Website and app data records
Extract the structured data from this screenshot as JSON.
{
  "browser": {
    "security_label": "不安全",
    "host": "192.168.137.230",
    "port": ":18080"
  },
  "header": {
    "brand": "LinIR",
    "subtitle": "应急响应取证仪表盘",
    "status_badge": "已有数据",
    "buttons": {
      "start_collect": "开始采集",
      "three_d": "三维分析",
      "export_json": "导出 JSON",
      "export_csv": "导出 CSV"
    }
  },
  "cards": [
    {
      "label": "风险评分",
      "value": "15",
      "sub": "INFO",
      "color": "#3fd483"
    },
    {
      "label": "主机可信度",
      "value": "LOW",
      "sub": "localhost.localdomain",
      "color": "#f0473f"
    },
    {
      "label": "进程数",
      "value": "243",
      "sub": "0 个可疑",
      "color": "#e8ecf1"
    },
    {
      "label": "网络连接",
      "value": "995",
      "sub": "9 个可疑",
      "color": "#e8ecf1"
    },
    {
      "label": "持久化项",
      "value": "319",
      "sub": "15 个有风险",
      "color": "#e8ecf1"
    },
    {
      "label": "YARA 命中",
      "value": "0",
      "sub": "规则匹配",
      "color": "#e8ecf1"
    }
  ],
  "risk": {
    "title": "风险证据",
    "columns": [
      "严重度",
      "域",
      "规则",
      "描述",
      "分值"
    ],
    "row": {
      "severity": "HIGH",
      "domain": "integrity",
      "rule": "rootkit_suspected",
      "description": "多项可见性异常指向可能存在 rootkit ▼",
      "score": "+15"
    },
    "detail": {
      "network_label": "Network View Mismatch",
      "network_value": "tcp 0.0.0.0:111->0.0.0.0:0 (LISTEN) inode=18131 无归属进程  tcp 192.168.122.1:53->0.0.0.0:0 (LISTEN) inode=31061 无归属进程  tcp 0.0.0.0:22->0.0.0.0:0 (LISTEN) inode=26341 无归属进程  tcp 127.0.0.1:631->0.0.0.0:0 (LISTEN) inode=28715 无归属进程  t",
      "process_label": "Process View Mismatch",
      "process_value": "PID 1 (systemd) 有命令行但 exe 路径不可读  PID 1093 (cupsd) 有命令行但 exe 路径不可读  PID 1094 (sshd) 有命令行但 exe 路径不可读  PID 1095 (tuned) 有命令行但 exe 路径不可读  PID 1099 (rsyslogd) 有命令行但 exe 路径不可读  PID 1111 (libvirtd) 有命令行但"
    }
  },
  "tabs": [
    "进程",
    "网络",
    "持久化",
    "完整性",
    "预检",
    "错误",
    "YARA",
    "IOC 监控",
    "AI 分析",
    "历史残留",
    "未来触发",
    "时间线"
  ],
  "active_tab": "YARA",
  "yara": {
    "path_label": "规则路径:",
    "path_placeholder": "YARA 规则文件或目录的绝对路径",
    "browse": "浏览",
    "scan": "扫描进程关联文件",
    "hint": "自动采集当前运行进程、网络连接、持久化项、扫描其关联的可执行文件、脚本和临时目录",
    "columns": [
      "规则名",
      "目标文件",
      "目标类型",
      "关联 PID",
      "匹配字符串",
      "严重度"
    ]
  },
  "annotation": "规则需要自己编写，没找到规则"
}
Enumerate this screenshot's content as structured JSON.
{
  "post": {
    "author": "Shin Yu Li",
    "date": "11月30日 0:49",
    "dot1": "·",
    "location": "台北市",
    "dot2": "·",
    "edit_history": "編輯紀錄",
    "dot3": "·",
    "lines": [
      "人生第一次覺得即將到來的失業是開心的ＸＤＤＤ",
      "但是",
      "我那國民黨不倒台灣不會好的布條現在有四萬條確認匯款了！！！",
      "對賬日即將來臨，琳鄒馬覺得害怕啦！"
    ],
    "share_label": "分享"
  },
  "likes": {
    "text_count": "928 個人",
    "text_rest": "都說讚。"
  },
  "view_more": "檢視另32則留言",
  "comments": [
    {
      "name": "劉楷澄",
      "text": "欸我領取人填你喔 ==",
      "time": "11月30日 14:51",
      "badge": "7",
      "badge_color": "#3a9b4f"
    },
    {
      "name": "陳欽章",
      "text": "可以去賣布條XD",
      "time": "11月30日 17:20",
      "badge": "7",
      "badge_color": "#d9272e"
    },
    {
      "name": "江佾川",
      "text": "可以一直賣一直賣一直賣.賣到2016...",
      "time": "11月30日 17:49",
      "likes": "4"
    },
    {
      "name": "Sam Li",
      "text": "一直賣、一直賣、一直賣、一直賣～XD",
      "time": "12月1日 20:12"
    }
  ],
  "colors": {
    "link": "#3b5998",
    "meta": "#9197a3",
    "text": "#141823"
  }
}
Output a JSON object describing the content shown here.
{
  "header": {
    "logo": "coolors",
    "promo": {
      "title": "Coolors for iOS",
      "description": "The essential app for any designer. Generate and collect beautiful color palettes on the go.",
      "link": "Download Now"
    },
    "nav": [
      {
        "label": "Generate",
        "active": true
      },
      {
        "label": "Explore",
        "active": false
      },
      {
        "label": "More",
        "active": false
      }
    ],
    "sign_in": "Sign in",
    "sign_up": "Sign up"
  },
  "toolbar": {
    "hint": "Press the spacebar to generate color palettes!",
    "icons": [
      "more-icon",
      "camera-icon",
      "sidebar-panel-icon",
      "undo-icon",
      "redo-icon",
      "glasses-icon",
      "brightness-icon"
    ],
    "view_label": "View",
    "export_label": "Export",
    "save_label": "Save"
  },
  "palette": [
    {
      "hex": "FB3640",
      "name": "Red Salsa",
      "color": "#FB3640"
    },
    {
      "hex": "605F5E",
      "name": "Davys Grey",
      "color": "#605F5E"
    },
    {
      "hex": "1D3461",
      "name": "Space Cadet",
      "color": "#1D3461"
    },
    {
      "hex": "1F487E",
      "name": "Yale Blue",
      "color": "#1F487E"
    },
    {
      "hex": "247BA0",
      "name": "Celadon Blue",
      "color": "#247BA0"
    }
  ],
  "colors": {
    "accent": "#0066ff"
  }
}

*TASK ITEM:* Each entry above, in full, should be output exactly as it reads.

*RESPONSE AREA:*
Extract the structured data from this screenshot as JSON.
{
  "browser": {
    "security_label": "不安全",
    "host": "192.168.137.230",
    "port": ":18080"
  },
  "header": {
    "brand": "LinIR",
    "subtitle": "应急响应取证仪表盘",
    "status_badge": "已有数据",
    "buttons": {
      "start_collect": "开始采集",
      "three_d": "三维分析",
      "export_json": "导出 JSON",
      "export_csv": "导出 CSV"
    }
  },
  "cards": [
    {
      "label": "风险评分",
      "value": "15",
      "sub": "INFO",
      "color": "#3fd483"
    },
    {
      "label": "主机可信度",
      "value": "LOW",
      "sub": "localhost.localdomain",
      "color": "#f0473f"
    },
    {
      "label": "进程数",
      "value": "243",
      "sub": "0 个可疑",
      "color": "#e8ecf1"
    },
    {
      "label": "网络连接",
      "value": "995",
      "sub": "9 个可疑",
      "color": "#e8ecf1"
    },
    {
      "label": "持久化项",
      "value": "319",
      "sub": "15 个有风险",
      "color": "#e8ecf1"
    },
    {
      "label": "YARA 命中",
      "value": "0",
      "sub": "规则匹配",
      "color": "#e8ecf1"
    }
  ],
  "risk": {
    "title": "风险证据",
    "columns": [
      "严重度",
      "域",
      "规则",
      "描述",
      "分值"
    ],
    "row": {
      "severity": "HIGH",
      "domain": "integrity",
      "rule": "rootkit_suspected",
      "description": "多项可见性异常指向可能存在 rootkit ▼",
      "score": "+15"
    },
    "detail": {
      "network_label": "Network View Mismatch",
      "network_value": "tcp 0.0.0.0:111->0.0.0.0:0 (LISTEN) inode=18131 无归属进程  tcp 192.168.122.1:53->0.0.0.0:0 (LISTEN) inode=31061 无归属进程  tcp 0.0.0.0:22->0.0.0.0:0 (LISTEN) inode=26341 无归属进程  tcp 127.0.0.1:631->0.0.0.0:0 (LISTEN) inode=28715 无归属进程  t",
      "process_label": "Process View Mismatch",
      "process_value": "PID 1 (systemd) 有命令行但 exe 路径不可读  PID 1093 (cupsd) 有命令行但 exe 路径不可读  PID 1094 (sshd) 有命令行但 exe 路径不可读  PID 1095 (tuned) 有命令行但 exe 路径不可读  PID 1099 (rsyslogd) 有命令行但 exe 路径不可读  PID 1111 (libvirtd) 有命令行但"
    }
  },
  "tabs": [
    "进程",
    "网络",
    "持久化",
    "完整性",
    "预检",
    "错误",
    "YARA",
    "IOC 监控",
    "AI 分析",
    "历史残留",
    "未来触发",
    "时间线"
  ],
  "active_tab": "YARA",
  "yara": {
    "path_label": "规则路径:",
    "path_placeholder": "YARA 规则文件或目录的绝对路径",
    "browse": "浏览",
    "scan": "扫描进程关联文件",
    "hint": "自动采集当前运行进程、网络连接、持久化项、扫描其关联的可执行文件、脚本和临时目录",
    "columns": [
      "规则名",
      "目标文件",
      "目标类型",
      "关联 PID",
      "匹配字符串",
      "严重度"
    ]
  },
  "annotation": "规则需要自己编写，没找到规则"
}
Enumerate this screenshot's content as structured JSON.
{
  "post": {
    "author": "Shin Yu Li",
    "date": "11月30日 0:49",
    "dot1": "·",
    "location": "台北市",
    "dot2": "·",
    "edit_history": "編輯紀錄",
    "dot3": "·",
    "lines": [
      "人生第一次覺得即將到來的失業是開心的ＸＤＤＤ",
      "但是",
      "我那國民黨不倒台灣不會好的布條現在有四萬條確認匯款了！！！",
      "對賬日即將來臨，琳鄒馬覺得害怕啦！"
    ],
    "share_label": "分享"
  },
  "likes": {
    "text_count": "928 個人",
    "text_rest": "都說讚。"
  },
  "view_more": "檢視另32則留言",
  "comments": [
    {
      "name": "劉楷澄",
      "text": "欸我領取人填你喔 ==",
      "time": "11月30日 14:51",
      "badge": "7",
      "badge_color": "#3a9b4f"
    },
    {
      "name": "陳欽章",
      "text": "可以去賣布條XD",
      "time": "11月30日 17:20",
      "badge": "7",
      "badge_color": "#d9272e"
    },
    {
      "name": "江佾川",
      "text": "可以一直賣一直賣一直賣.賣到2016...",
      "time": "11月30日 17:49",
      "likes": "4"
    },
    {
      "name": "Sam Li",
      "text": "一直賣、一直賣、一直賣、一直賣～XD",
      "time": "12月1日 20:12"
    }
  ],
  "colors": {
    "link": "#3b5998",
    "meta": "#9197a3",
    "text": "#141823"
  }
}
Output a JSON object describing the content shown here.
{
  "header": {
    "logo": "coolors",
    "promo": {
      "title": "Coolors for iOS",
      "description": "The essential app for any designer. Generate and collect beautiful color palettes on the go.",
      "link": "Download Now"
    },
    "nav": [
      {
        "label": "Generate",
        "active": true
      },
      {
        "label": "Explore",
        "active": false
      },
      {
        "label": "More",
        "active": false
      }
    ],
    "sign_in": "Sign in",
    "sign_up": "Sign up"
  },
  "toolbar": {
    "hint": "Press the spacebar to generate color palettes!",
    "icons": [
      "more-icon",
      "camera-icon",
      "sidebar-panel-icon",
      "undo-icon",
      "redo-icon",
      "glasses-icon",
      "brightness-icon"
    ],
    "view_label": "View",
    "export_label": "Export",
    "save_label": "Save"
  },
  "palette": [
    {
      "hex": "FB3640",
      "name": "Red Salsa",
      "color": "#FB3640"
    },
    {
      "hex": "605F5E",
      "name": "Davys Grey",
      "color": "#605F5E"
    },
    {
      "hex": "1D3461",
      "name": "Space Cadet",
      "color": "#1D3461"
    },
    {
      "hex": "1F487E",
      "name": "Yale Blue",
      "color": "#1F487E"
    },
    {
      "hex": "247BA0",
      "name": "Celadon Blue",
      "color": "#247BA0"
    }
  ],
  "colors": {
    "accent": "#0066ff"
  }
}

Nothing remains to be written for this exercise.